CISA basically sifted through some historical logs and observed network traffic associated with exploitation of the Log4Shell vulnerability (months old at the time) targeting the organization's VMware Horizon servers used to deliver desktop virtualization (VDI) for its employees.
As with ransomware attack against the government of Albania, there are some critical lessons:
the attackers usually spend months unnoticed, exploring the network and elevating privileges. In this case, the initial access via vulnerable Vmware Horizon servers was obtained in February 2022, while a proper response was deployed only in late summer, leaving plenty of time for the attackers to steal data or cause other damage.
Although phishing is the preferred technique to gain unauthorized access nowadays, the second easiest technique is exploiting public-facing applications, such as Vmware Horizon in this case (or MS Exchange, Wordpress, RDP servers, etc.)
Organizations in practice don't have time and money to continually monitor, maintain and upgrade on-premise public facing servers. In today's threat environment, running your own public facing services has simply become too costly and risky. That's especially true for government organizations, where procurement is less inclined to purchase IT as a service via pay-as-you-go schemes, opting for in-house maintenance that results in poorly run infrastructure with huge hidden costs.

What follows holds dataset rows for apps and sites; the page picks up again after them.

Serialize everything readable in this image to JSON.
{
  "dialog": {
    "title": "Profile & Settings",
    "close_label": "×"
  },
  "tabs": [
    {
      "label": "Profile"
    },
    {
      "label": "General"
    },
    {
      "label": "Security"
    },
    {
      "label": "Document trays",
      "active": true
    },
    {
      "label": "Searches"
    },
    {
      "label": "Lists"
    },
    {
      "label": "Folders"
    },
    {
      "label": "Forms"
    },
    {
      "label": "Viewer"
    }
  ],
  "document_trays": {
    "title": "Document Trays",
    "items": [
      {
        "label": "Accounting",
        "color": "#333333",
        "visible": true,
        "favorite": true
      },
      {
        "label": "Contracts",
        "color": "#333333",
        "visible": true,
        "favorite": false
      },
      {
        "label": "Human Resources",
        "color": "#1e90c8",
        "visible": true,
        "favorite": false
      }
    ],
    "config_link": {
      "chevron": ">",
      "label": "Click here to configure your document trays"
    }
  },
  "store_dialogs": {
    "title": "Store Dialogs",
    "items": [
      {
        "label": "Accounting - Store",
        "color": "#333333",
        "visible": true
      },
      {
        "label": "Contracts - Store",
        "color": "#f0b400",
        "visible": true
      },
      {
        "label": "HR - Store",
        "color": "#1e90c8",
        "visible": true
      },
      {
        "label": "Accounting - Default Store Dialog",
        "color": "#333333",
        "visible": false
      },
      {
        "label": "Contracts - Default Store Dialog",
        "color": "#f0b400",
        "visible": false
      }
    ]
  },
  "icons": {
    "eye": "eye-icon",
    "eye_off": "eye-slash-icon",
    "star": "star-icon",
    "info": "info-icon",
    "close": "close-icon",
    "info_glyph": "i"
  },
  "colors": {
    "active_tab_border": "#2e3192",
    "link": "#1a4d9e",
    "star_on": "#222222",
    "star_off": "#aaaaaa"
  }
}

Generally speaking, organizations should opt for SaaS applications wherever possible. Alternatively, fully managed services (as opposed to legacy break-fix reactive maintenance), providing constant monitoring and maintenance - should be a standard. Unless you a high tolerance to risk and ignore the hidden costs.
Read more on this particular breach outcomes, link here.